--- START ---

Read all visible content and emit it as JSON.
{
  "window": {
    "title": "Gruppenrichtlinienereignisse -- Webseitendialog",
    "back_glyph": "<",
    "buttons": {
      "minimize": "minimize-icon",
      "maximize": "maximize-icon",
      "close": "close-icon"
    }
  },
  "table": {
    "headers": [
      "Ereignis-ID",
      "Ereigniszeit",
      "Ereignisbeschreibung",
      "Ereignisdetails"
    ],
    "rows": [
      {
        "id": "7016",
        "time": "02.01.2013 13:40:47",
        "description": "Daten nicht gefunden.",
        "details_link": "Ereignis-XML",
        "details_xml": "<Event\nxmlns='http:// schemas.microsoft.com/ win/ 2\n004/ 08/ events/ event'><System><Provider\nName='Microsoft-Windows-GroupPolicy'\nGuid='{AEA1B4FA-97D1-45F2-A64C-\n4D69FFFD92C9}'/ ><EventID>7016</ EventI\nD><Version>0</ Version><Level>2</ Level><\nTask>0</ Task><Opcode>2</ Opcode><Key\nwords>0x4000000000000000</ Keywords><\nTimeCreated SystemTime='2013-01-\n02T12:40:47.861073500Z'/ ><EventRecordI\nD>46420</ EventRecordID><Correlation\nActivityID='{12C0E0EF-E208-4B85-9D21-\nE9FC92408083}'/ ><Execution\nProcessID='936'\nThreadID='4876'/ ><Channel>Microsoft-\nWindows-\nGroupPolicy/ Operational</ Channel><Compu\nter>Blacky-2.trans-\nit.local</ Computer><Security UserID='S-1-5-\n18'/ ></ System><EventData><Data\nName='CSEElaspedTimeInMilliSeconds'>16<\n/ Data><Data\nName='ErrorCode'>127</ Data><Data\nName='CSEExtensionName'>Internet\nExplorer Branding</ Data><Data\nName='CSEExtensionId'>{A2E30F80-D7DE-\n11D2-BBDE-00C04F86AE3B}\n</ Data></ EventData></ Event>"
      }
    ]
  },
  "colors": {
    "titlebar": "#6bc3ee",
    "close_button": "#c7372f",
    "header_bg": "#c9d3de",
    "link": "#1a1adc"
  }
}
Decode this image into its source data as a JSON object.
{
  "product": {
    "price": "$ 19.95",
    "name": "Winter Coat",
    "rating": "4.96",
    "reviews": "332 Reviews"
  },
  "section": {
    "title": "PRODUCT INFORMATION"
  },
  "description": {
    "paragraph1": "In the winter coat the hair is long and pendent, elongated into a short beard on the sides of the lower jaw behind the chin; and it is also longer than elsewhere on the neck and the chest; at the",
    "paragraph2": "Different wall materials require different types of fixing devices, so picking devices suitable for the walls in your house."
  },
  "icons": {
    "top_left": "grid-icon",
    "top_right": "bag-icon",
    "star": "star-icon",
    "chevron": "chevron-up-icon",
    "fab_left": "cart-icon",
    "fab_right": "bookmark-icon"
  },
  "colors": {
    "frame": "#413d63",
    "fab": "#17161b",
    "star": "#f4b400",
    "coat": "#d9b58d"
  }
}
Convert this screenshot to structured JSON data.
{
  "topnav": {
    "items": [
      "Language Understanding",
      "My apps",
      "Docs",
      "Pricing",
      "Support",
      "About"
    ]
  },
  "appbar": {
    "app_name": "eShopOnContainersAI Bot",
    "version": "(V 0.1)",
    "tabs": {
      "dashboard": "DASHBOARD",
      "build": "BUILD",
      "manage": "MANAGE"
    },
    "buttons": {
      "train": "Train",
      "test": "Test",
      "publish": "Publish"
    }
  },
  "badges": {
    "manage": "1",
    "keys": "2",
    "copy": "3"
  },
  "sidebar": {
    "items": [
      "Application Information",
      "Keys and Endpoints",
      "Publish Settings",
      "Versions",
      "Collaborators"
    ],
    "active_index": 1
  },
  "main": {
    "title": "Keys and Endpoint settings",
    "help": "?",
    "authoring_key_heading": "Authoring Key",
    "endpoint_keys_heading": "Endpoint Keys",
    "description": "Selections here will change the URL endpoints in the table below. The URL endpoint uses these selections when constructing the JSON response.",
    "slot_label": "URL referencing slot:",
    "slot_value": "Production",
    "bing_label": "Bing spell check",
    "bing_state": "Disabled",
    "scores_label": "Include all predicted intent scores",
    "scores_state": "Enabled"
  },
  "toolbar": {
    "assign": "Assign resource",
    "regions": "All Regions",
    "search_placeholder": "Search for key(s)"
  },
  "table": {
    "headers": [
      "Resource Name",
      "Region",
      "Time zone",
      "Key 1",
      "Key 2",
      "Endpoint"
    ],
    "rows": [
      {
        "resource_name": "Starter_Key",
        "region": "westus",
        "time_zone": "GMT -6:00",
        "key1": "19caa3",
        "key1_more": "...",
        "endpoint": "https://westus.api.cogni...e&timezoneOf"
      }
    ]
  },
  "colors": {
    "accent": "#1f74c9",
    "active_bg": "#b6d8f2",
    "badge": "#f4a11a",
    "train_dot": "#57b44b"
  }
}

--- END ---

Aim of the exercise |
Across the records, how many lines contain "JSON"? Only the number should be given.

Answer below |
4